If you can stand the thought of your hero half-dead of his wounds but can’t stand the thought of him making a mistake that could get another character to glare at him, it is time to admit you have a problem and head down to Consequences Anonymous. Head there even faster if the hero does make a mistake, but all the characters, including the snappish or arrogant ones, forgive him without a glare.
5) Don’t overdo the stereotypical torture implements.
Or: villains should get to have imagination, too.
Most fantasy tortures fall into the whipping or beating category, with the imaginative going for cutting with blades, putting out the eyes or tongue, or using a medieval instrument such as the rack or Iron Maiden (even if the society is not otherwise medievally-based). All of this in a world that usually has magic.
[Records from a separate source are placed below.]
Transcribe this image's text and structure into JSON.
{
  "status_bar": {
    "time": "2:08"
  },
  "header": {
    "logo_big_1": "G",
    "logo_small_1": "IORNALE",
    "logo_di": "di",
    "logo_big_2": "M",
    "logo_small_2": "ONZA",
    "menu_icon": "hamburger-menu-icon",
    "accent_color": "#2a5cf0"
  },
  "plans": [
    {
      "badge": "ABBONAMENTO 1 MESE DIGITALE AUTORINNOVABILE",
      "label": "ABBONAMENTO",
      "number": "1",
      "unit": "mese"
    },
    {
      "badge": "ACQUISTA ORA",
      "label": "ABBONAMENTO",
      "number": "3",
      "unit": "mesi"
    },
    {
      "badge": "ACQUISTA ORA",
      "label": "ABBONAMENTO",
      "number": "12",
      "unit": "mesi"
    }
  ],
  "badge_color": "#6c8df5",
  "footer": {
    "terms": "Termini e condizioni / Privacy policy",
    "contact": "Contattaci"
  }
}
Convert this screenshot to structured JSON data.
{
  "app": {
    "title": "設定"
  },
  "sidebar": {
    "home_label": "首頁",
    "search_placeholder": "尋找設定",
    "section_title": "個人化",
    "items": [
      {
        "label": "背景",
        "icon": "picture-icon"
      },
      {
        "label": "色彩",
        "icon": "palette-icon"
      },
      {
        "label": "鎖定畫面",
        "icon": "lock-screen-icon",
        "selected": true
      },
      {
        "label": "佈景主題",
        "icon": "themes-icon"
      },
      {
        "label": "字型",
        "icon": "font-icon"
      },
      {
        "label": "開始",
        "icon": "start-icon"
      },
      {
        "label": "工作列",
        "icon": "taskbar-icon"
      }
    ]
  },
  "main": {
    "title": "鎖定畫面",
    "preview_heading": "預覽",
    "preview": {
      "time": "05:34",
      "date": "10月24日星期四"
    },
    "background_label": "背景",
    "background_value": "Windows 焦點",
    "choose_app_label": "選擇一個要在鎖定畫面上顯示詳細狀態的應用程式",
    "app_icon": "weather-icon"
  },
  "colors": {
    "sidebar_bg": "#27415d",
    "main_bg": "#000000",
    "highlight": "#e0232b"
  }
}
Why not use magic in torture? That might convince the readers that your hero is really in danger, whereas quite often the stereotypical ones don’t do it anymore. I’ve read one fantasy book to date where the main character, as opposed to a minor one, gets his eyes put out with red-hot irons (Corwin, in Nine Princes in Amber), and thanks to his powers, it really doesn’t matter in the end. Magic that strikes through dreams, or through the walls of the cell, or functions when the torturers aren’t there, would introduce a new element. It doesn’t even have to leave particularly nasty marks if you don’t want it to. But the absence of it from inquisitions and the “justice” system puzzles me mightily.
On another note, study historical torture techniques. They were quite often more varied and nasty than the common ones fantasy authors use.
6) Don’t speed the recovery process.
Oftentimes, fantasy heroes get rescued from their enemies- not always from torture, either; they can also be rescued from slavery or simple captivity- only to come out absolutely scatheless, or with just that fantasy author staple for showing angst, nightmares. The character wakes from nightmares screaming, but never has trouble walking, never flinches from the people around her, never has flashbacks to the captivity, never displays fear of being bound or locked in small spaces.
Don’t do this. If you have your heroine go through a harrowing time, then have the harrowing time leave its marks, for Eru’s sake. You can study PTSD cases for ideas if you really don’t know some of the consequences of trauma. You can also try to reason out what might flow from what happened to your character in particular (such as a fear of fire if the hero was tortured with it). But don’t leave them unmarked.
This is especially important when you have the character suffering as a result of something she did to save the world. If she lost an eye where the villain’s sword stabbed her and an arm was burned away when she put her hand on the fiery gate to hold it shut, then don’tdownplay that. Don’t make her function just as well as ever. And don’t give her a new eye and arm back by magic. It makes her sacrifice seem cheap, and not a sacrifice at all.
For examples of books that torture their heroes and have good consequences to it, read Kay, Martin’s A Song of Ice and Fire, Lois McMaster Bujold’s The Curse of Chailion, and Carol Berg’s Rai-kirah trilogy (one of the few fantasy series that came close to crossing my personal sadist line, since the torture is extremely detailed and happening to the hero- who tells the story in first-person. But at least he doesn’t whine about it).
It irritates me when the heroes just go merrily marching off as though nothing ever happened.